Jallak explained, in response to the questions that the PCs did ask, that he and his compatriots had been sent to Dwimmermount via a portal on Areon to see if the citadel was indeed again accessible to outsiders. You may remember that the dungeon had, long ago, been first an Eldritch base and then a Thulian fortress. During the fall of the Thulian Empire, its last commandant sealed it behind a magical barrier to prevent anyone from entering it and so it remained until just shortly before the campaign began. Now that the barrier had been lowered, quite a few power groups had taken an interest in it -- the cult of Turms Termax, Cyrus the vampire, agents of Adamas, representatives of a Thulian successor state to the south, and, now, the Eld. As Dordagdonar moaned, "For a fortress abandoned for centuries, this place sure sees a lot of visitors."
Jallak provided little other information except to point out that he'd seen a party of humans elsewhere on this level, which the PCs surmised were Termaxians, though they had no proof. He also alluded to the fact that Areon has long been without a ready source of azoth and that the entire reason the Eld had invaded so long ago was to acquire more for themselves. Indeed, Dwimmermount was originally a "refinery" of azoth, something the PCs suspected based on what they'd seen elsewhere.
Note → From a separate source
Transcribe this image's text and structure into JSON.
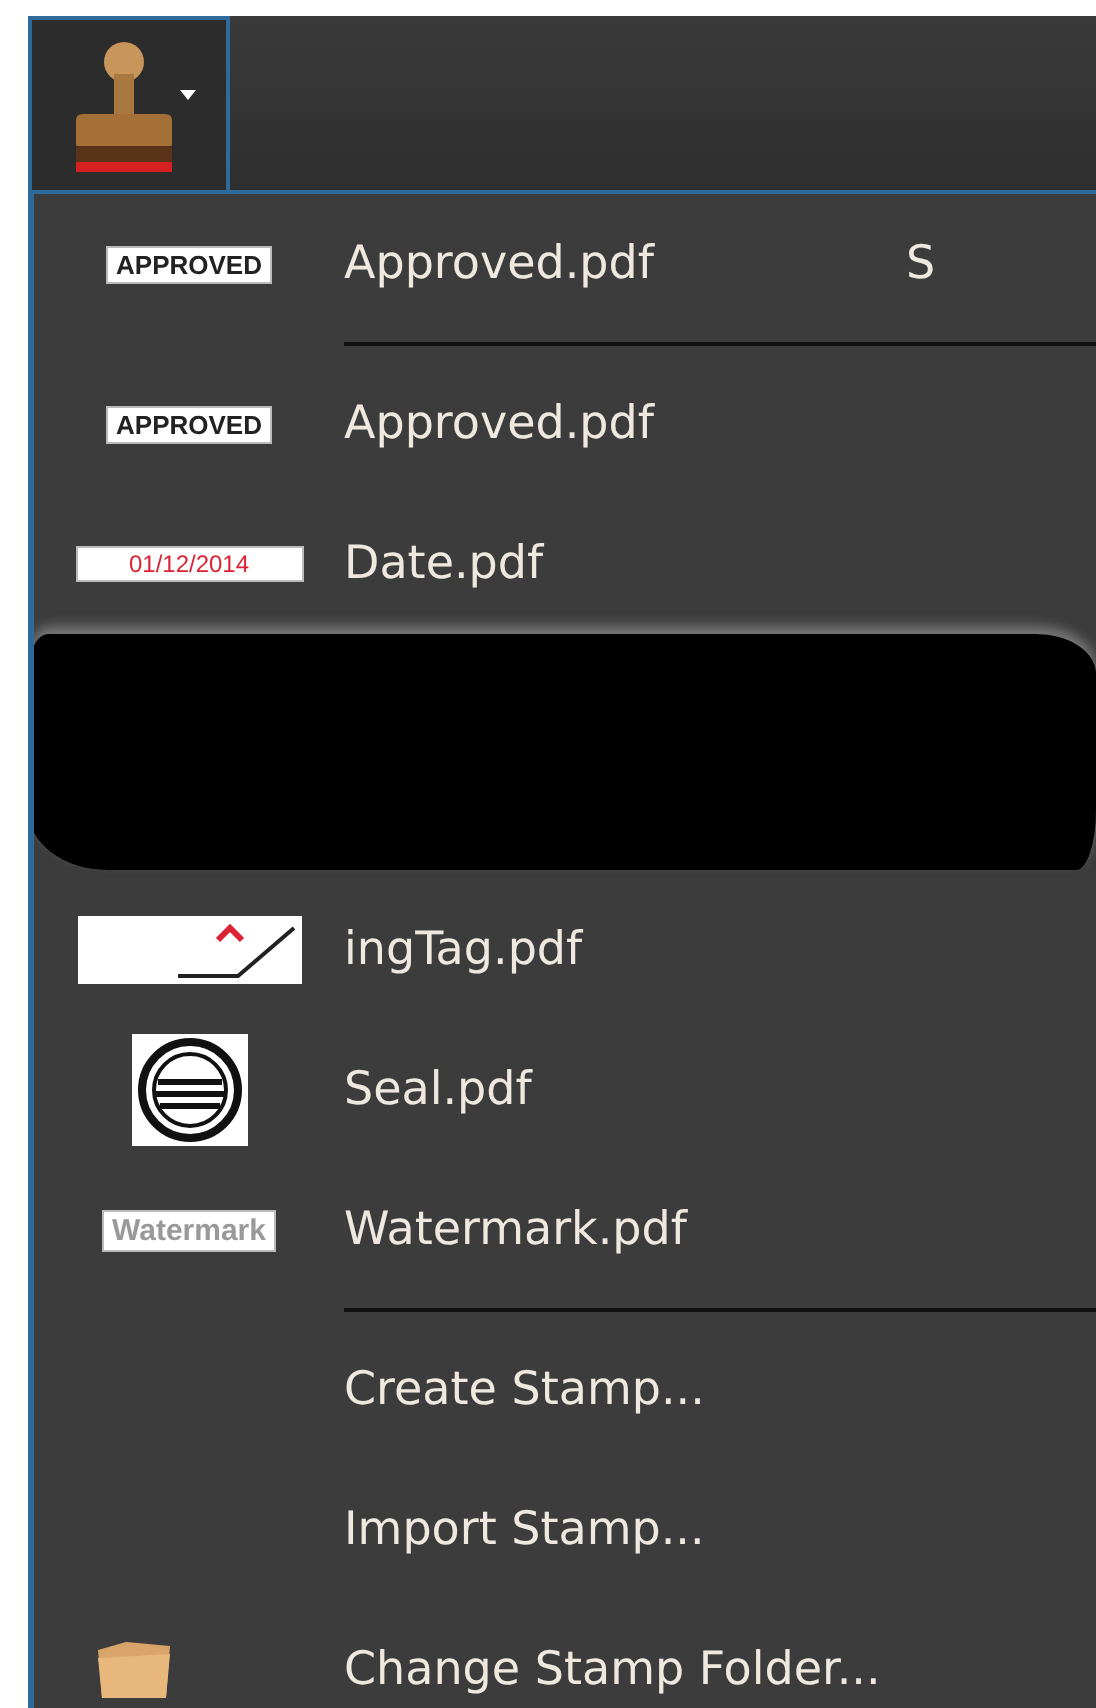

If Jallak is to be believed, the lower levels of the dungeon consist of magical devices intended to collect and process azoth for use by the Eld.
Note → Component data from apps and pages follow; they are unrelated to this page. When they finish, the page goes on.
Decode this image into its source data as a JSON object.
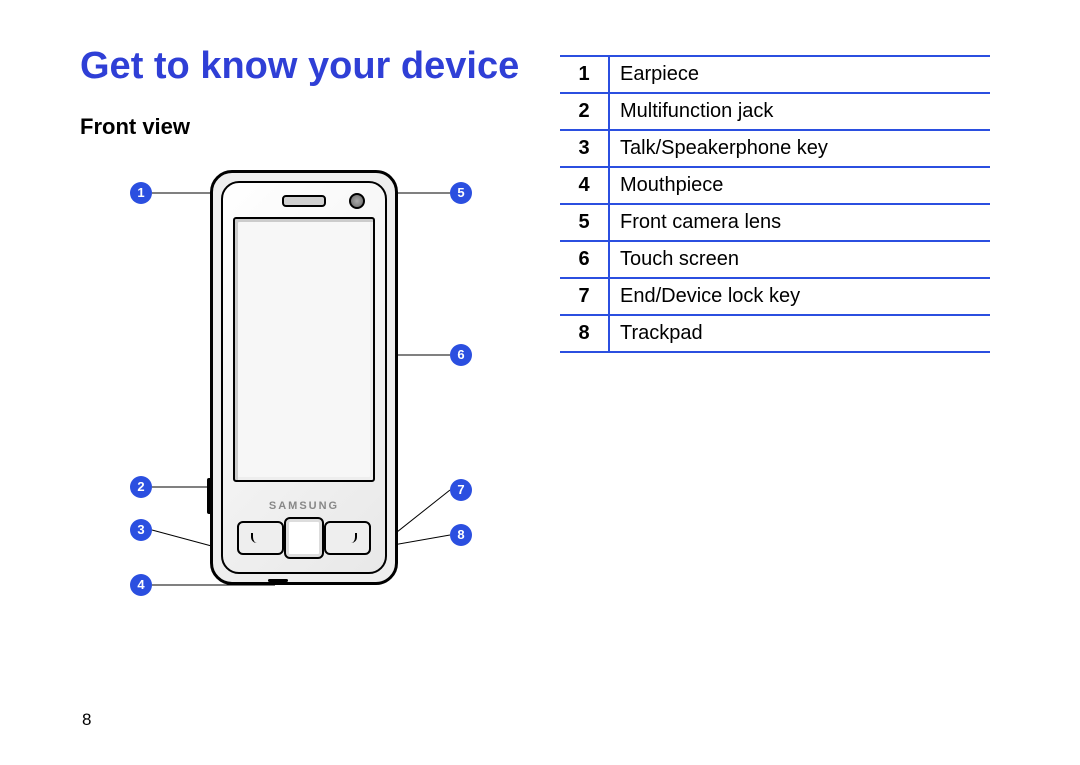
{
  "title": "Get to know your device",
  "section": "Front view",
  "page_number": "8",
  "brand": "SAMSUNG",
  "callouts": {
    "1": "1",
    "2": "2",
    "3": "3",
    "4": "4",
    "5": "5",
    "6": "6",
    "7": "7",
    "8": "8"
  },
  "legend": [
    {
      "num": "1",
      "label": "Earpiece"
    },
    {
      "num": "2",
      "label": "Multifunction jack"
    },
    {
      "num": "3",
      "label": "Talk/Speakerphone key"
    },
    {
      "num": "4",
      "label": "Mouthpiece"
    },
    {
      "num": "5",
      "label": "Front camera lens"
    },
    {
      "num": "6",
      "label": "Touch screen"
    },
    {
      "num": "7",
      "label": "End/Device lock key"
    },
    {
      "num": "8",
      "label": "Trackpad"
    }
  ]
}
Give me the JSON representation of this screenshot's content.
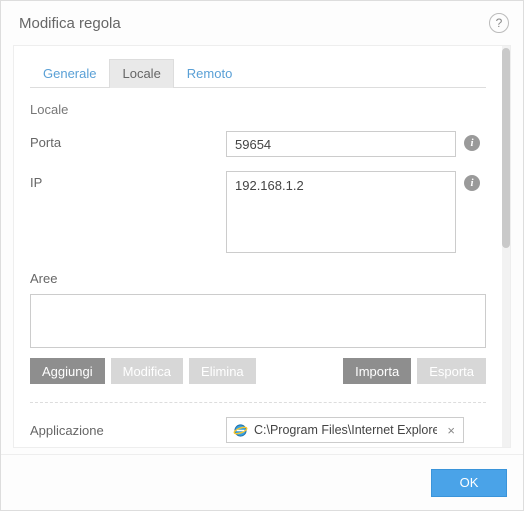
{
  "window": {
    "title": "Modifica regola"
  },
  "tabs": {
    "items": [
      {
        "label": "Generale"
      },
      {
        "label": "Locale",
        "active": true
      },
      {
        "label": "Remoto"
      }
    ]
  },
  "section": {
    "title": "Locale"
  },
  "fields": {
    "port": {
      "label": "Porta",
      "value": "59654"
    },
    "ip": {
      "label": "IP",
      "value": "192.168.1.2"
    },
    "areas": {
      "label": "Aree"
    },
    "application": {
      "label": "Applicazione",
      "value": "C:\\Program Files\\Internet Explorer\\"
    }
  },
  "buttons": {
    "add": "Aggiungi",
    "modify": "Modifica",
    "delete": "Elimina",
    "import": "Importa",
    "export": "Esporta",
    "ok": "OK"
  },
  "icons": {
    "help": "?",
    "info": "i",
    "clear": "×"
  }
}
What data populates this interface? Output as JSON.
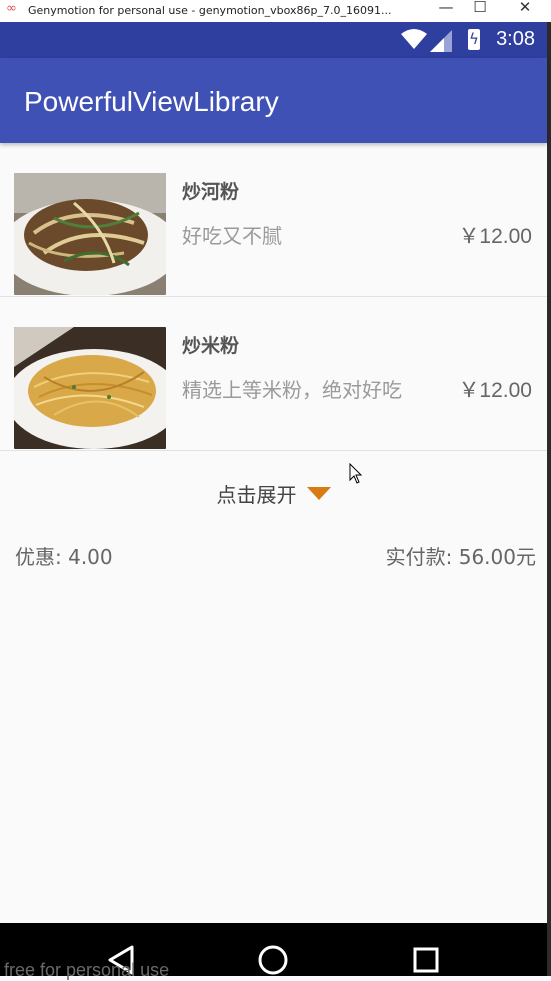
{
  "window": {
    "title": "Genymotion for personal use - genymotion_vbox86p_7.0_16091...",
    "minimize_glyph": "—",
    "maximize_glyph": "☐",
    "close_glyph": "✕"
  },
  "status_bar": {
    "time": "3:08",
    "icons": [
      "wifi-icon",
      "signal-icon",
      "battery-charging-icon"
    ]
  },
  "app_bar": {
    "title": "PowerfulViewLibrary"
  },
  "items": [
    {
      "name": "炒河粉",
      "description": "好吃又不腻",
      "price": "￥12.00",
      "image": "stir-fried-rice-noodles-photo"
    },
    {
      "name": "炒米粉",
      "description": "精选上等米粉，绝对好吃",
      "price": "￥12.00",
      "image": "fried-vermicelli-photo"
    }
  ],
  "expand": {
    "label": "点击展开",
    "icon": "triangle-down-icon"
  },
  "summary": {
    "discount": "优惠: 4.00",
    "total": "实付款: 56.00元"
  },
  "nav_bar": {
    "buttons": [
      "back-icon",
      "home-icon",
      "recents-icon"
    ]
  },
  "watermark": "free for personal use",
  "colors": {
    "status_bar": "#2f3fa0",
    "app_bar": "#3f51b5",
    "accent_arrow": "#d97a14",
    "background": "#fafafa"
  }
}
The party then took the weapons, armor, and equipment of the two surviving Eld and marched them into the portal room and sent them through it, back to their home world. To do this, Jallak threw a handful of the reddish sand through the "swirly Photoshop magic" of the portal, which then revealed a rusty red rocky desert. Jallak and his guard passed through it without incident and the portal shut down. At this stage, in need of rest and the re-memorization of spells, the party sought out a safe room in which to sleep. Before finding one that met their requirements, they came across a room filled with large containers, one of which they opened. Inside was what looked like swamp water. Broth Candor surmised that perhaps it, like the reddish dust, could be used to key the portal to a particular locale somewhere in the universe, but the theory was not tested before the session ended.
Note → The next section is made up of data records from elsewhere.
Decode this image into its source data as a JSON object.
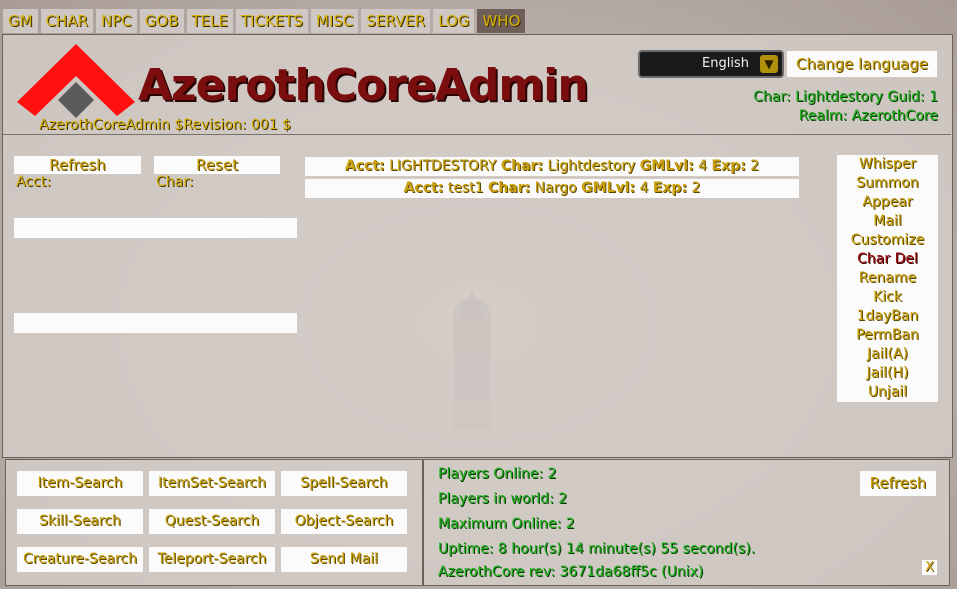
{
  "nav": {
    "tabs": [
      {
        "label": "GM",
        "active": false
      },
      {
        "label": "CHAR",
        "active": false
      },
      {
        "label": "NPC",
        "active": false
      },
      {
        "label": "GOB",
        "active": false
      },
      {
        "label": "TELE",
        "active": false
      },
      {
        "label": "TICKETS",
        "active": false
      },
      {
        "label": "MISC",
        "active": false
      },
      {
        "label": "SERVER",
        "active": false
      },
      {
        "label": "LOG",
        "active": false
      },
      {
        "label": "WHO",
        "active": true
      }
    ]
  },
  "header": {
    "logo_title": "AzerothCoreAdmin",
    "revision": "AzerothCoreAdmin $Revision: 001 $",
    "language_selected": "English",
    "change_language": "Change language",
    "char_line": "Char: Lightdestory Guid: 1",
    "realm_line": "Realm: AzerothCore"
  },
  "search": {
    "refresh": "Refresh",
    "reset": "Reset",
    "acct_label": "Acct:",
    "char_label": "Char:"
  },
  "results": [
    {
      "acct_k": "Acct:",
      "acct": "LIGHTDESTORY",
      "char_k": "Char:",
      "char": "Lightdestory",
      "gm_k": "GMLvl:",
      "gm": "4",
      "exp_k": "Exp:",
      "exp": "2"
    },
    {
      "acct_k": "Acct:",
      "acct": "test1",
      "char_k": "Char:",
      "char": "Nargo",
      "gm_k": "GMLvl:",
      "gm": "4",
      "exp_k": "Exp:",
      "exp": "2"
    }
  ],
  "actions": [
    {
      "label": "Whisper"
    },
    {
      "label": "Summon"
    },
    {
      "label": "Appear"
    },
    {
      "label": "Mail"
    },
    {
      "label": "Customize"
    },
    {
      "label": "Char Del",
      "danger": true
    },
    {
      "label": "Rename"
    },
    {
      "label": "Kick"
    },
    {
      "label": "1dayBan"
    },
    {
      "label": "PermBan"
    },
    {
      "label": "Jail(A)"
    },
    {
      "label": "Jail(H)"
    },
    {
      "label": "Unjail"
    }
  ],
  "search_buttons": [
    "Item-Search",
    "ItemSet-Search",
    "Spell-Search",
    "Skill-Search",
    "Quest-Search",
    "Object-Search",
    "Creature-Search",
    "Teleport-Search",
    "Send Mail"
  ],
  "server_stats": {
    "players_online": "Players Online: 2",
    "players_in_world": "Players in world: 2",
    "maximum_online": "Maximum Online: 2",
    "uptime": "Uptime: 8 hour(s) 14 minute(s) 55 second(s).",
    "rev": "AzerothCore rev: 3671da68ff5c (Unix)",
    "refresh": "Refresh",
    "close": "X"
  },
  "colors": {
    "gold": "#d7b20a",
    "green": "#1fb01b",
    "logo_red": "#7a0e0e",
    "danger": "#9e0b0b"
  }
}
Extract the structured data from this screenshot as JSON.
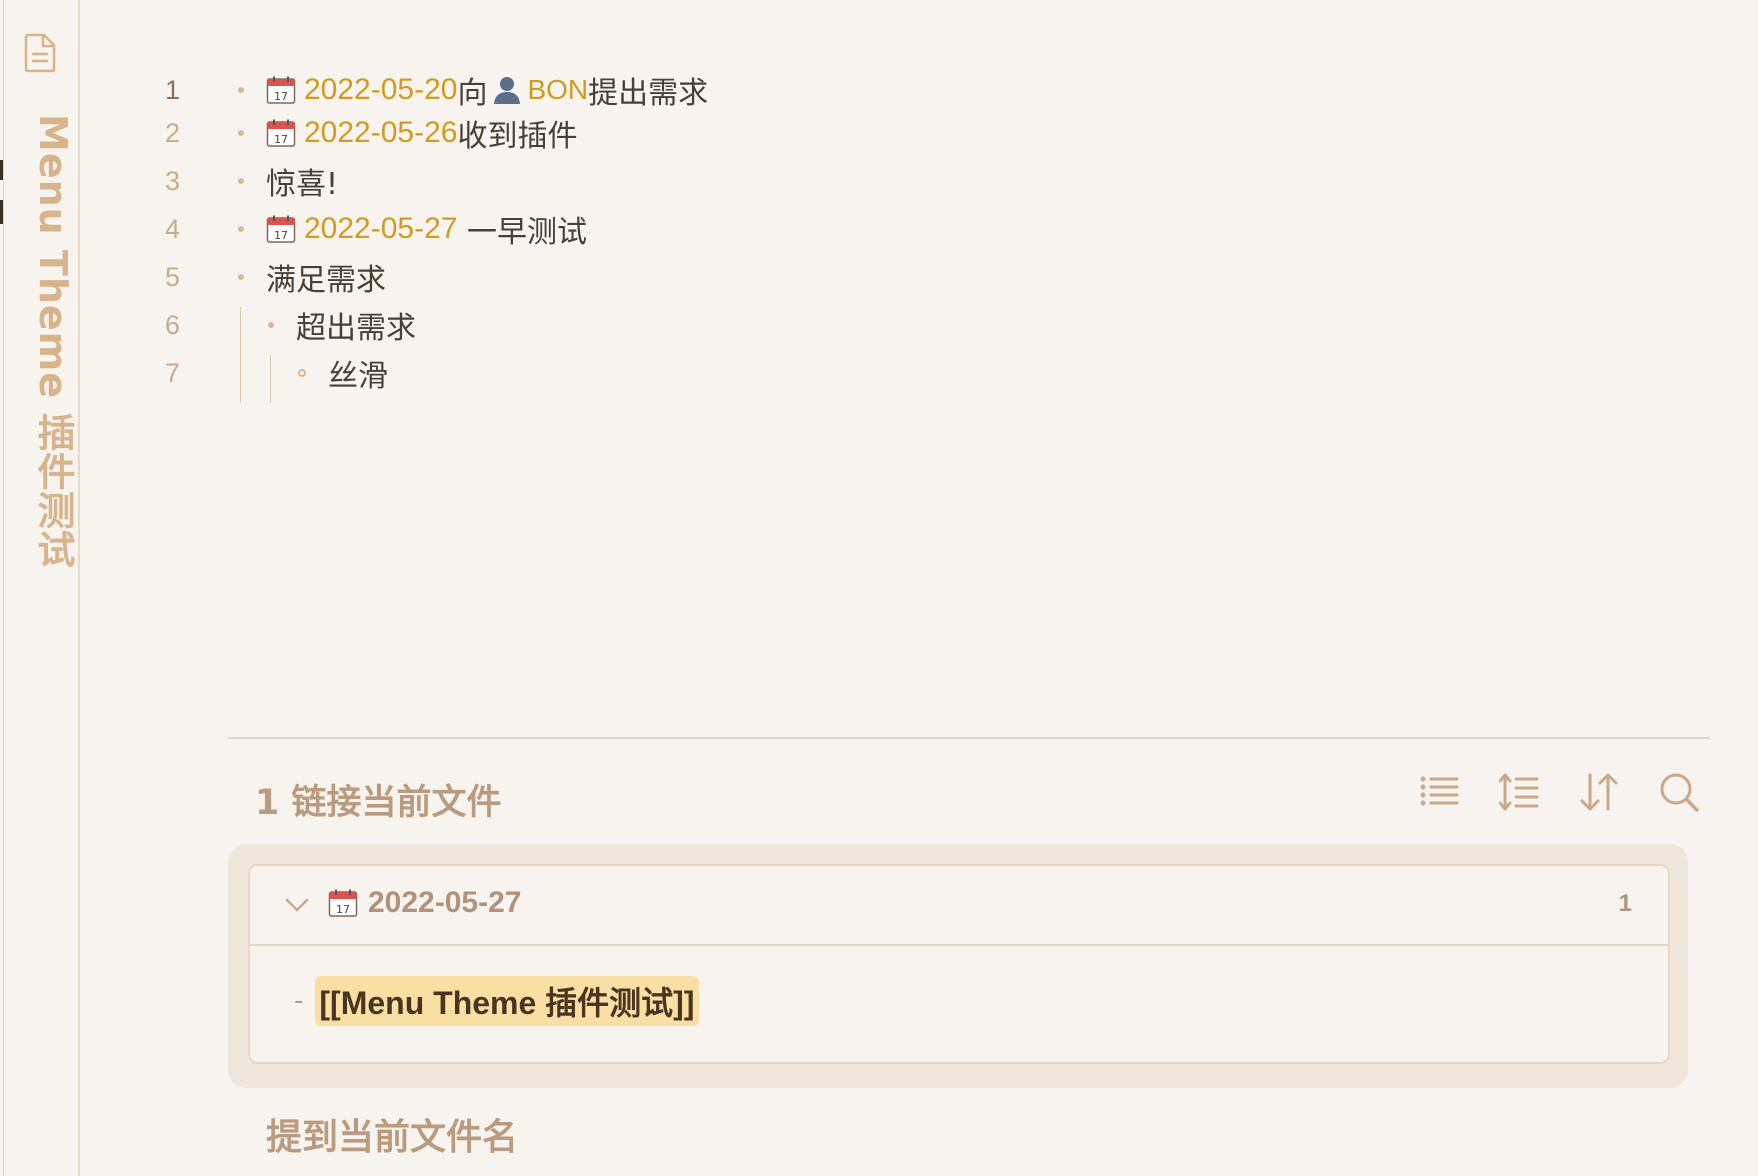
{
  "sidebar": {
    "doc_icon": "file-text-icon",
    "title": "Menu Theme 插件测试"
  },
  "editor": {
    "lines": [
      {
        "no": "1",
        "date": "2022-05-20",
        "text_a": "向",
        "mention": "BON",
        "text_b": "提出需求"
      },
      {
        "no": "2",
        "date": "2022-05-26",
        "text_a": "收到插件"
      },
      {
        "no": "3",
        "text_a": "惊喜!"
      },
      {
        "no": "4",
        "date": "2022-05-27",
        "text_a": " 一早测试"
      },
      {
        "no": "5",
        "text_a": "满足需求"
      },
      {
        "no": "6",
        "text_a": "超出需求"
      },
      {
        "no": "7",
        "text_a": "丝滑"
      }
    ]
  },
  "backlinks": {
    "header": "1  链接当前文件",
    "tools": [
      "list-icon",
      "line-spacing-icon",
      "sort-icon",
      "search-icon"
    ],
    "group": {
      "title": "2022-05-27",
      "count": "1",
      "ref_dash": "-",
      "ref_link": "[[Menu Theme 插件测试]]"
    }
  },
  "unlinked": {
    "header": "提到当前文件名"
  },
  "colors": {
    "background": "#f7f3ee",
    "accent": "#d29a1e",
    "muted": "#b99b80",
    "highlight": "#f9dfa3"
  }
}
A good session that introduced some new elements to the campaign. A cornerstone of the way I run campaigns is to constantly throw out new characters, places, mysteries, and so forth, hoping that at least one or two of them might get seized upon by the players. I have only the vaguest ideas to carry me through. I mean, if the PCs went through the portal to Areon, I don't know precisely what they'd find there. I've got a lifetimes-worth of sword-and-planet material to draw inspiration from, of course, but that's not the same as having a lot of NPCs statted up or locations mapped out beforehand, so I'd have to wing it and see how it all unfolded.
But then that's my favorite part of gaming.